Thirteen years ago, Rabbi Ephraim Buchwald gave his final speech as president of the Association of Jewish Outreach Professionals. Relying on data from the 1990 National Jewish Population Survey - that gloomy research which set off alarms throughout American Jewish life - he estimated that, on the average, each year each outreach professional had produced fewer than a single person who returned to Judaism by keeping Shabbos and eating kosher. Rabbi Buchwald - he is Effie to me - revisited the issue in a recent speech before the Rabbinical Council of America. This time around, he had "some good news to share." He now estimates that the number of baalei teshuva [returnees to Judaism] had doubled since 1990, so that "each outreach professional now produces about 1 2/3 baalei teshuva a year."
I wonder about the reliability of this more upbeat assessment. Effie knows that outreach is exaggeration-prone. He knows that Judaism is losing far more than we are gaining, that "the hard cold fact" is that since 1990 "80,000 Jews a year walked away from their Judaism." In short, we have "nothing less than a tragic Jewish meltdown." We need to ask why kiruv or outreach is "abysmally unsuccessful."
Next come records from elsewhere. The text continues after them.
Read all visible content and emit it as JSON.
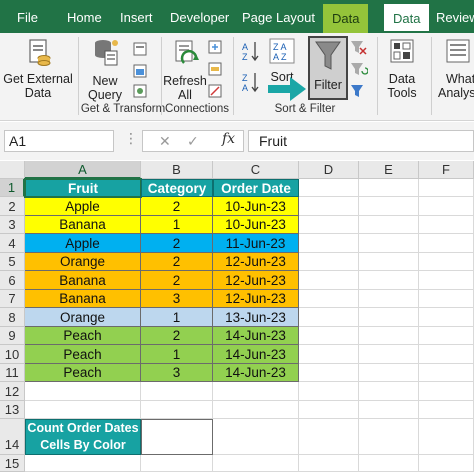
{
  "ribbon_tabs": {
    "file": "File",
    "home": "Home",
    "insert": "Insert",
    "developer": "Developer",
    "page_layout": "Page Layout",
    "data_highlighted": "Data",
    "data_active": "Data",
    "review": "Review"
  },
  "ribbon": {
    "get_external_data": [
      "Get External",
      "Data"
    ],
    "new_query": [
      "New",
      "Query"
    ],
    "refresh_all": [
      "Refresh",
      "All"
    ],
    "sort": "Sort",
    "filter": "Filter",
    "data_tools": [
      "Data",
      "Tools"
    ],
    "what_if": [
      "What",
      "Analysis"
    ],
    "group_get_transform": "Get & Transform",
    "group_connections": "Connections",
    "group_sort_filter": "Sort & Filter"
  },
  "formula_bar": {
    "name_box": "A1",
    "dots": "⋮",
    "fx": "fx",
    "content": "Fruit"
  },
  "columns": [
    "A",
    "B",
    "C",
    "D",
    "E",
    "F"
  ],
  "rows": [
    "1",
    "2",
    "3",
    "4",
    "5",
    "6",
    "7",
    "8",
    "9",
    "10",
    "11",
    "12",
    "13",
    "14",
    "15"
  ],
  "table": {
    "headers": [
      "Fruit",
      "Category",
      "Order Date"
    ],
    "records": [
      {
        "fruit": "Apple",
        "category": "2",
        "date": "10-Jun-23",
        "color": "#ffff00"
      },
      {
        "fruit": "Banana",
        "category": "1",
        "date": "10-Jun-23",
        "color": "#ffff00"
      },
      {
        "fruit": "Apple",
        "category": "2",
        "date": "11-Jun-23",
        "color": "#00b0f0"
      },
      {
        "fruit": "Orange",
        "category": "2",
        "date": "12-Jun-23",
        "color": "#ffc000"
      },
      {
        "fruit": "Banana",
        "category": "2",
        "date": "12-Jun-23",
        "color": "#ffc000"
      },
      {
        "fruit": "Banana",
        "category": "3",
        "date": "12-Jun-23",
        "color": "#ffc000"
      },
      {
        "fruit": "Orange",
        "category": "1",
        "date": "13-Jun-23",
        "color": "#bdd7ee"
      },
      {
        "fruit": "Peach",
        "category": "2",
        "date": "14-Jun-23",
        "color": "#92d050"
      },
      {
        "fruit": "Peach",
        "category": "1",
        "date": "14-Jun-23",
        "color": "#92d050"
      },
      {
        "fruit": "Peach",
        "category": "3",
        "date": "14-Jun-23",
        "color": "#92d050"
      }
    ]
  },
  "count_label": [
    "Count Order Dates",
    "Cells By Color"
  ],
  "colors": {
    "excel_green": "#217346",
    "tab_highlight": "#94c43a",
    "header_teal": "#17a2a2",
    "arrow_teal": "#1aa6a6"
  }
}
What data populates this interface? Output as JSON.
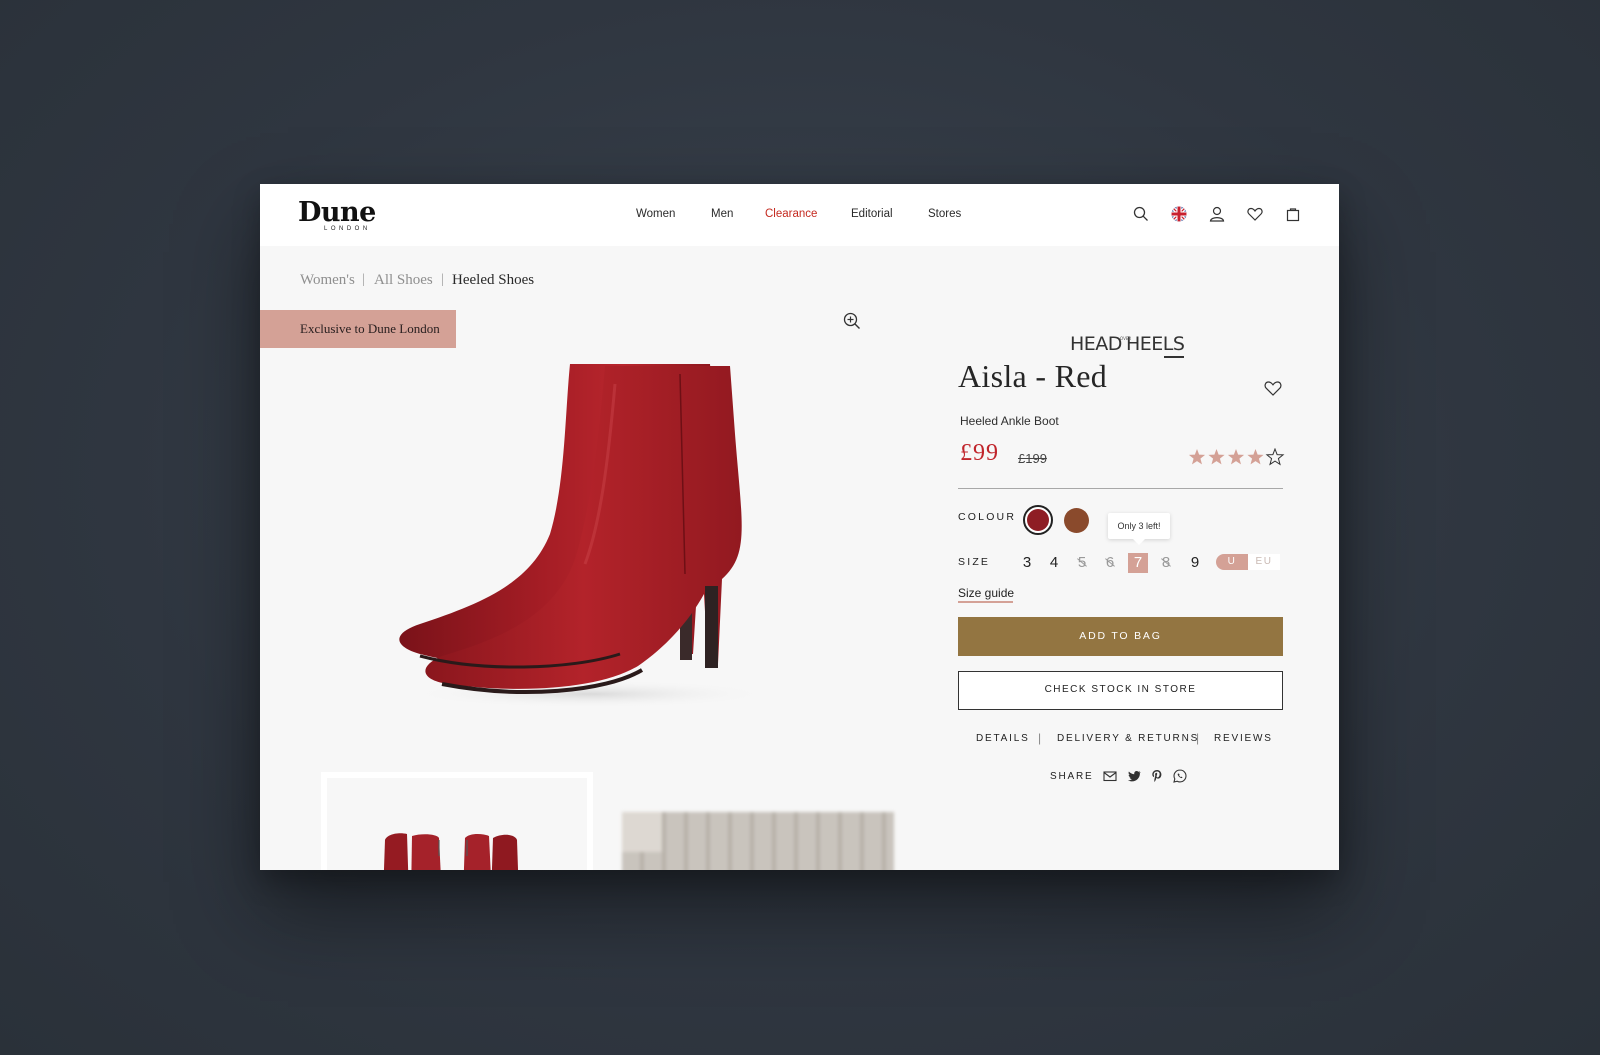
{
  "header": {
    "logo": "Dune",
    "logo_sub": "LONDON",
    "nav": [
      {
        "label": "Women"
      },
      {
        "label": "Men"
      },
      {
        "label": "Clearance"
      },
      {
        "label": "Editorial"
      },
      {
        "label": "Stores"
      }
    ]
  },
  "breadcrumb": [
    {
      "label": "Women's"
    },
    {
      "label": "All Shoes"
    },
    {
      "label": "Heeled Shoes"
    }
  ],
  "breadcrumb_separator": "|",
  "gallery": {
    "badge": "Exclusive to Dune London"
  },
  "product": {
    "brand_logo": "HEAD OVER HEELS",
    "title": "Aisla - Red",
    "subtitle": "Heeled Ankle Boot",
    "price": "£99",
    "was_price": "£199",
    "rating": 4,
    "rating_max": 5,
    "colour_label": "COLOUR",
    "colours": [
      {
        "hex": "#8e1d24",
        "selected": true
      },
      {
        "hex": "#8a4a2c",
        "selected": false
      }
    ],
    "size_label": "SIZE",
    "sizes": [
      {
        "label": "3",
        "state": "available"
      },
      {
        "label": "4",
        "state": "available"
      },
      {
        "label": "5",
        "state": "out-of-stock"
      },
      {
        "label": "6",
        "state": "out-of-stock"
      },
      {
        "label": "7",
        "state": "selected"
      },
      {
        "label": "8",
        "state": "out-of-stock"
      },
      {
        "label": "9",
        "state": "available"
      }
    ],
    "stock_tooltip": "Only 3 left!",
    "units": [
      {
        "label": "U",
        "active": true
      },
      {
        "label": "EU",
        "active": false
      }
    ],
    "size_guide": "Size guide",
    "add_to_bag": "ADD TO BAG",
    "check_stock": "CHECK STOCK IN STORE",
    "tabs": [
      {
        "label": "DETAILS"
      },
      {
        "label": "DELIVERY & RETURNS"
      },
      {
        "label": "REVIEWS"
      }
    ],
    "tab_separator": "|",
    "share_label": "SHARE"
  },
  "colors": {
    "accent": "#d4a196",
    "add_button": "#937541",
    "price": "#c0252b",
    "clearance": "#c42a20"
  }
}
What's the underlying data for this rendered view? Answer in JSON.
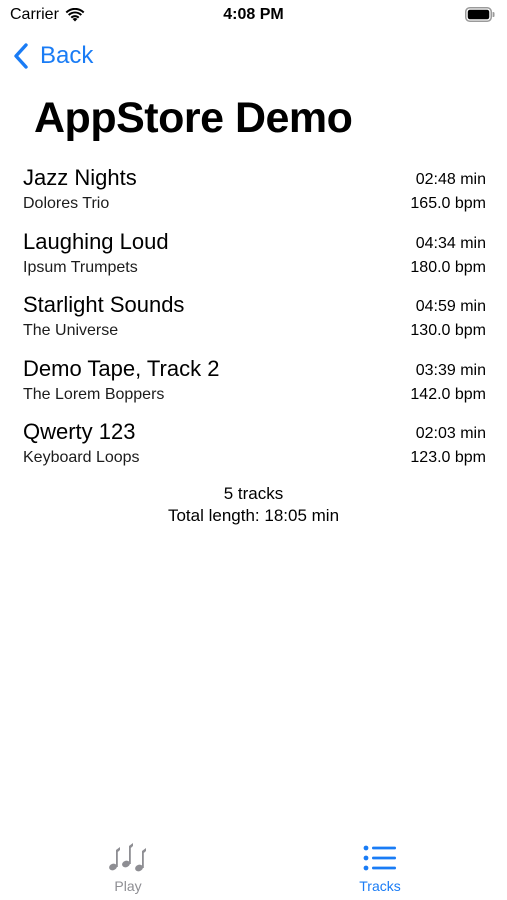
{
  "status_bar": {
    "carrier": "Carrier",
    "time": "4:08 PM",
    "wifi_icon": "wifi-icon",
    "battery_icon": "battery-icon"
  },
  "nav": {
    "back_label": "Back",
    "back_icon": "chevron-left-icon"
  },
  "page": {
    "title": "AppStore Demo"
  },
  "tracks": [
    {
      "title": "Jazz Nights",
      "artist": "Dolores Trio",
      "duration": "02:48 min",
      "bpm": "165.0 bpm"
    },
    {
      "title": "Laughing Loud",
      "artist": "Ipsum Trumpets",
      "duration": "04:34 min",
      "bpm": "180.0 bpm"
    },
    {
      "title": "Starlight Sounds",
      "artist": "The Universe",
      "duration": "04:59 min",
      "bpm": "130.0 bpm"
    },
    {
      "title": "Demo Tape, Track 2",
      "artist": "The Lorem Boppers",
      "duration": "03:39 min",
      "bpm": "142.0 bpm"
    },
    {
      "title": "Qwerty 123",
      "artist": "Keyboard Loops",
      "duration": "02:03 min",
      "bpm": "123.0 bpm"
    }
  ],
  "summary": {
    "count": "5 tracks",
    "total": "Total length: 18:05 min"
  },
  "tab_bar": {
    "tabs": [
      {
        "label": "Play",
        "icon": "music-notes-icon",
        "selected": false
      },
      {
        "label": "Tracks",
        "icon": "list-icon",
        "selected": true
      }
    ]
  },
  "colors": {
    "accent": "#1a7cf5",
    "inactive": "#8e8e93",
    "text": "#000000",
    "background": "#ffffff"
  }
}
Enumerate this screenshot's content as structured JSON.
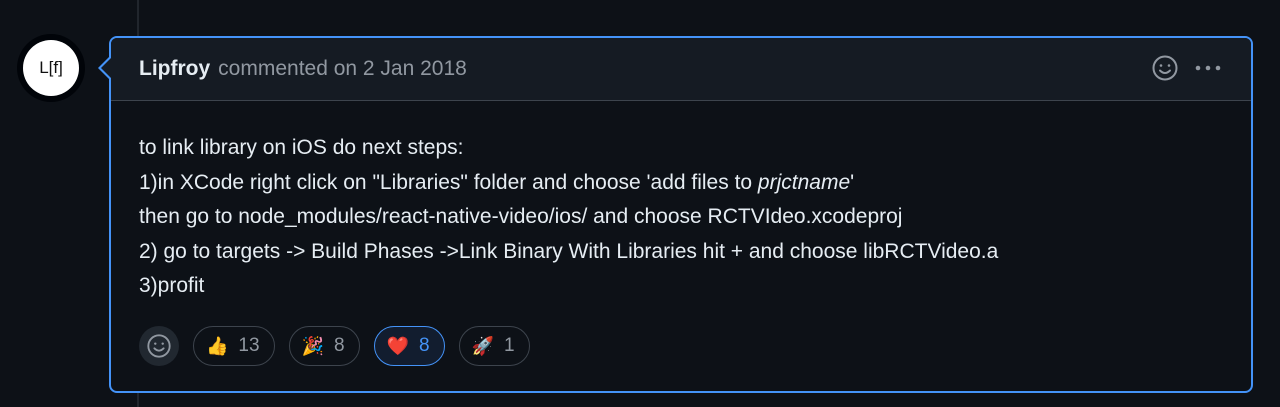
{
  "avatar": {
    "text": "L[f]"
  },
  "comment": {
    "author": "Lipfroy",
    "meta": "commented on 2 Jan 2018",
    "body": {
      "line1": "to link library on iOS do next steps:",
      "line2_pre": "1)in XCode right click on \"Libraries\" folder and choose 'add files to ",
      "line2_em": "prjctname",
      "line2_post": "'",
      "line3": "then go to node_modules/react-native-video/ios/ and choose RCTVIdeo.xcodeproj",
      "line4": "2) go to targets -> Build Phases ->Link Binary With Libraries hit + and choose libRCTVideo.a",
      "line5": "3)profit"
    },
    "header_icons": [
      "smiley-icon",
      "kebab-menu-icon"
    ]
  },
  "reactions": [
    {
      "emoji": "👍",
      "icon": "thumbs-up-icon",
      "count": "13",
      "active": false
    },
    {
      "emoji": "🎉",
      "icon": "party-popper-icon",
      "count": "8",
      "active": false
    },
    {
      "emoji": "❤️",
      "icon": "heart-icon",
      "count": "8",
      "active": true
    },
    {
      "emoji": "🚀",
      "icon": "rocket-icon",
      "count": "1",
      "active": false
    }
  ],
  "colors": {
    "accent": "#4493f8",
    "background": "#0d1117",
    "header_bg": "#151b23",
    "muted_text": "#9198a1"
  }
}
No one is better suited than Effie to deal with this question. For a generation he has led the pioneering Lincoln Square Synagogue's beginners service. He established the National Jewish Outreach Program, which he continues to head, to market the beginners service concept, turn Friday Night Into Shabbos and other creative outreach activities. His achievements transcend the organizational. Kiruv is his life mission and he brings to the challenge a wonderful blend of humor and seriousness as he has directly touched the lives of thousands, many of them at Aidel's and his Shabbos table.
Not all of these contacts result in the desired outcome, but certainly not for lack of commitment. We live in an open society with multiple exit points and too much that impels too many Jews to exit Jewish life.
Effie believes that outreach is less successful than it can be because we are at once "too demanding" of those who are exploring a return to Judaism and too enamored of quickie outreach activities which we foolishly believe can produce instant results. The return to Judaism is a spiritual journey that inevitably entails a number of stages and difficult issues. It is a journey that requires patience. Outreach workers must use multiple strategies and even then they often do not succeed.
Education and especially day schools have become a familiar mantra in contemporary Jewish life. There is no quarreling with the concept; the problem is the execution. Too many factors, including high tuition and inadequate philanthropic support, have reduced the capacity of day schools to be effective vehicles for outreach. The sad decline of the National Society of Hebrew Day Schools means that this organization that had been the driving force in creating schools that could reach out is now AWOL. Nor does it help that outreach functions nearly everywhere in North America as an independent activity, without an organic connection to religious education. Many of the day schools that have engaged in outreach activity are too feeble to do the job we need them to do and too many day schools established to serve the non-Orthodox are too feeble religiously to do the job we need them to do.
Even with adequate funding and all necessary resources abundantly available, outreach is a difficult enterprise because, to borrow from Paul Cowan's apt phrase, the majority of American Jews are orphans in history. The Ten Lost Tribes never returned and millions of lost American Jews are not returning. Perhaps in some distant future there will be a Hillel Halkin to discover their remnants in ashrams in the Far East.
Yet, there are Jews who can be reached and we are obliged to reach out to them. The starting point should be involved Jews who are at risk, the synagogue attendees and day school families and others who participate in our religious life but who may be lost. As noted, the openness of American society and modernity make this task far more difficult and it does not help that too often yeshivas and day schools contribute to the deficit through indefensible admission and retention policies. Our schools too hastily expel "problem" students and they turn away applicants who should be accepted. I am ashamed that the field that I have given so much of my life to contributes to Judaic loss.
Outreach must encompass more than what schools can provide and more than what adult education can provide through the study of texts. Study often results in growth in commitment and observance, yet Effie is right that we need to reveal the joy of Jewish living and the nobility of Jewish living. We need to employ music and song far more than we now do in our effort to attract those who have moved away.
One of the glories of our religious life is the incomparable array of voluntary chesed or charitable activities sponsored by religious Jews that help people in need. Few people outside of Orthodox life know about Tomche Shabbos which provides free food in a dignified way to thousands of families each week. They know too little about the hundreds of yeshiva and day school students who visit the frail and sick and lonely in nursing homes and senior facilities. They know too little about the Bikur Cholim volunteers who each day tend to those who are hospitalized. We must think of ways that involve those whom we want to reach out to in our chesed activities. We need to link their spiritual needs with our spiritual elegance and achievements.
That is the standard that Effie Buchwald has lived by in his truly noble efforts as our premier outreach leader.